Look, the Lamb of God!

The next day John was there again with two of his disciples. When he saw Jesus passing by, he said, “Look, the Lamb of God!”

When the two disciples heard him say this, they followed Jesus. Turning around, Jesus saw them following and asked, “What do you want?”

They said, “Rabbi” (which means “Teacher”), “where are you staying?”

“Come,” he replied, “and you will see.”

So they went and saw where he was staying, and they spent that day with him. It was about the tenth hour.   (John 1:35-39)

Here we have John the Baptist standing among two of his own disciples as he takes note of Jesus passing by. John, with his intense, steadfast focus on Christ, announces to his hearers: “Look, the Lamb of God!” The wording here depicts the fullness of God’s perfect timing through the actions of John and Jesus–John standing as Jesus passes by.

I am reminded of the command given in Hebrews calling each one of us to this same steadfast focus on Christ:

Therefore, since we are surrounded by such a great cloud of witnesses, let us throw off everything that hinders and the sin that so easily entangles, and let us run with perseverance the race marked out for us. Let us fix our eyes on Jesus, the author and perfecter of faith, who for the joy set before him endured the cross, scorning its shame, and sat down at the right hand of the throne of God. Consider him who endured such opposition from sinful men, so that you will not grow weary and lose heart. (Hebrews 12:1-3)

Notice how in our verses for today the two disciples turn from following John to following Jesus. How natural that must have seemed for them as John’s teaching to his disciples was the basis for their conduct. John’s mantra was: “He must become greater; I must become less.” Those disciples were eager to follow Jesus just as their teacher was eager to follow Him.

“He was looking at Jesus; he looked steadfastly, and fixed his eyes on him. Those who would lead others to Christ must be diligent and frequent in the contemplation of Him themselves.” -Matthew Henry

Observe how Jesus takes notice of the two followers: “What do you want?” Christ is always aware of a soul’s motion toward Him. He is constantly asking us to look into our own hearts. Jesus is always asking that question: “What do you want?” What is it that you desire–a Teacher, a Ruler, a Lord? What are your intentions–your motives–behind your movement to follow Him? These disciples coming to Jesus were desirous to be His students. The wording used here depicts their eagerness to be better acquainted with Him, adherents, accepting His instruction, making it their rule of conduct. He says to them: “Come”–inviting them to come without delay–and just as He opened blind Bartimaeus’ eyes, He opened their eyes to see. Jesus is always willing to open the “eyes that are blind” to those who come diligently seeking Him. There is never a better time than now to come to Jesus.

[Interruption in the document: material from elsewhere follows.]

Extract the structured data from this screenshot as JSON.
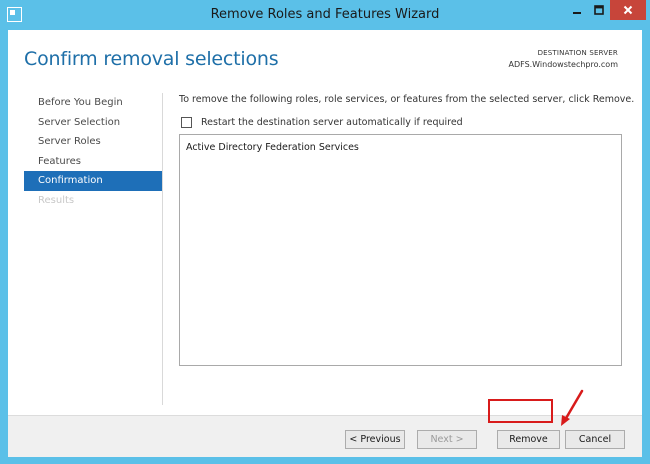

Some come only to Christ to have all their problems fixed, desirous of a rose colored life with no rain clouds in sight. Others may come to Him overwhelmed in the fervor of emotion, moved perhaps by songs or sermons or sayings. Yet others follow Him to go deeper still. Bottom line, since it is only through Him that we are justified before God, do we come to Him in humility with the realization of our need, seeking God’s favor and eternal life?

Take It to Heart

“Come to me, all you who are weary and burdened, and I will give you rest. Take my yoke upon you and learn from me, for I am gentle and humble in heart, and you will find rest for your souls. For my yoke is easy and my burden is light.” (Matthew 11:28-30)

“Would you follow Christ? Then follow him in self-denial, in humility, in patience, and in readiness for every good work. Follow him with a daily cross upon your back, and look to his cross to make your burden light. Follow him as your Guide and Guard, and learn to see with his eyes, and to trust in his arm for defense. Follow him as the Friend of sinners, who healeth the broken in heart, and giveth rest to the weary souls, and casteth out none that come into him. Follow him with faith, resting your whole acceptance with God, and your title to heaven, on his meritorious blood and righteousness. Lastly, follow him with much prayer. For, though he is full of compassion, he loves to be much entreated; and when he is determined to give a blessing, you must yet wrestle with him for it. Thus follow Jesus, and he will lead you to glory.” (K. H. Von Bogatzky)